PCT to Gold Lake Trail
From Spanish Peak spur, I returned to the PCT and continued on, passing through a snowy field. It took me some time, and the friendly assistance of a passing thru-hiker, to pick up the trail again on the other side–but once I did things went well until I reached this sign for the Gold Lake Trail. I’m sure you can see my problem.
I’d glimpsed my destination, Rock Lake, from the ridge through the trees, so I knew about where to go, but there was no picking up the trail in all that snow. I slid down the first, snow-covered section on my heals, and occasionally, my ass. It was super fun, if maybe a little dangerous, given how much the pack changes your balance. Lower on the mountain trees gave way to huge granite slabs, which were relatively easy to traverse, crossing back and forth over the creek, occasionally stumbling across trail but invariably loosing it again in the snow. I eventually made my way through a thicket of brush and onto the shore of Rock Lake around 3:00. My phone measured 7.25 miles.
The spring runoff meant the established camp was mildly flooded, but I managed to find a dry spot wide enough for my (new) single person tent, and set up camp. I spent the rest of the afternoon laying out in the sun on the granite overlooking the lake, reading and writing in my notebook, completely alone, except for a couple who passed by around 6:00.
Backpacking Bucks Lake Wilderness Day 2: Rock Lake to Bucks Summit
It was a whole lot easier to pick up the Granite Gap and Gold Lake trails leaving Rock Lake then finding them under the snow on the way down. I left Rock Lake around 8:00, stopping for water about half way back to the PCT. This water–it was so good!
Once I hit snow I predictably lost the trail again, but picked up the PCT easily enough on the ridge. From there, I followed the PCT back down to Bucks Summit. On the drive back to town I stopped off at a favorite Spanish Creek swimming hole for a (really freezing) swim–actually more of a 5-second plunge followed by some lounging on the shore.
This was the introductory hike I was dreaming of when I went for a dry run at Portola State Park last month.
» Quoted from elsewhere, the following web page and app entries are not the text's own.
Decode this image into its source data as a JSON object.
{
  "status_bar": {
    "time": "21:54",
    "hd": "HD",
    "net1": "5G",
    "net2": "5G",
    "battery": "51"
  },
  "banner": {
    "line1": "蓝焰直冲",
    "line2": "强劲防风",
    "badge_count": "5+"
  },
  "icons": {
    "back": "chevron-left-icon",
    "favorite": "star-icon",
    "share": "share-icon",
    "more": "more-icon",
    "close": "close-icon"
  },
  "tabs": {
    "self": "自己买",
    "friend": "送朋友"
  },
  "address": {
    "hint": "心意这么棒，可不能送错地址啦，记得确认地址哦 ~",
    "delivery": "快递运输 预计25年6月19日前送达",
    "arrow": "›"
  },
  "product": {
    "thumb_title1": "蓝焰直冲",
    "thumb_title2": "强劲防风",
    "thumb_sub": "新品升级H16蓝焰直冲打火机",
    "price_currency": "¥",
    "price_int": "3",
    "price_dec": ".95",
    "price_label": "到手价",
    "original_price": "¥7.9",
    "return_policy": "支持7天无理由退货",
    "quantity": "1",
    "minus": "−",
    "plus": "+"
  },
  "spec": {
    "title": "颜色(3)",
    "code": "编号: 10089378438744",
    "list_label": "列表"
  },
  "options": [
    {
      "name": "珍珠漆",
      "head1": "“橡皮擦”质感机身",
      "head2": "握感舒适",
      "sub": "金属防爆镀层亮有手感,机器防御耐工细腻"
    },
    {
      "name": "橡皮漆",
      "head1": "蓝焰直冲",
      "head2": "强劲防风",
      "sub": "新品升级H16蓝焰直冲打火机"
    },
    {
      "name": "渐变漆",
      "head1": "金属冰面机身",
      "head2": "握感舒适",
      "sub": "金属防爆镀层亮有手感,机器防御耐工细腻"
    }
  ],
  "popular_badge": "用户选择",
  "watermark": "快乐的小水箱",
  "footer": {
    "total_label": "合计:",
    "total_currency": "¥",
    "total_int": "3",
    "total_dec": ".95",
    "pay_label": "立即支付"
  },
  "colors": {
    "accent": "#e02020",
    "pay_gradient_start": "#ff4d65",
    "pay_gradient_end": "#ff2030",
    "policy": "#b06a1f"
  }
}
It was a beautiful trip, and I have no new blisters! None! I can’t wait to come back and do a longer version that takes in Three Lakes, and the Mill Creek loop.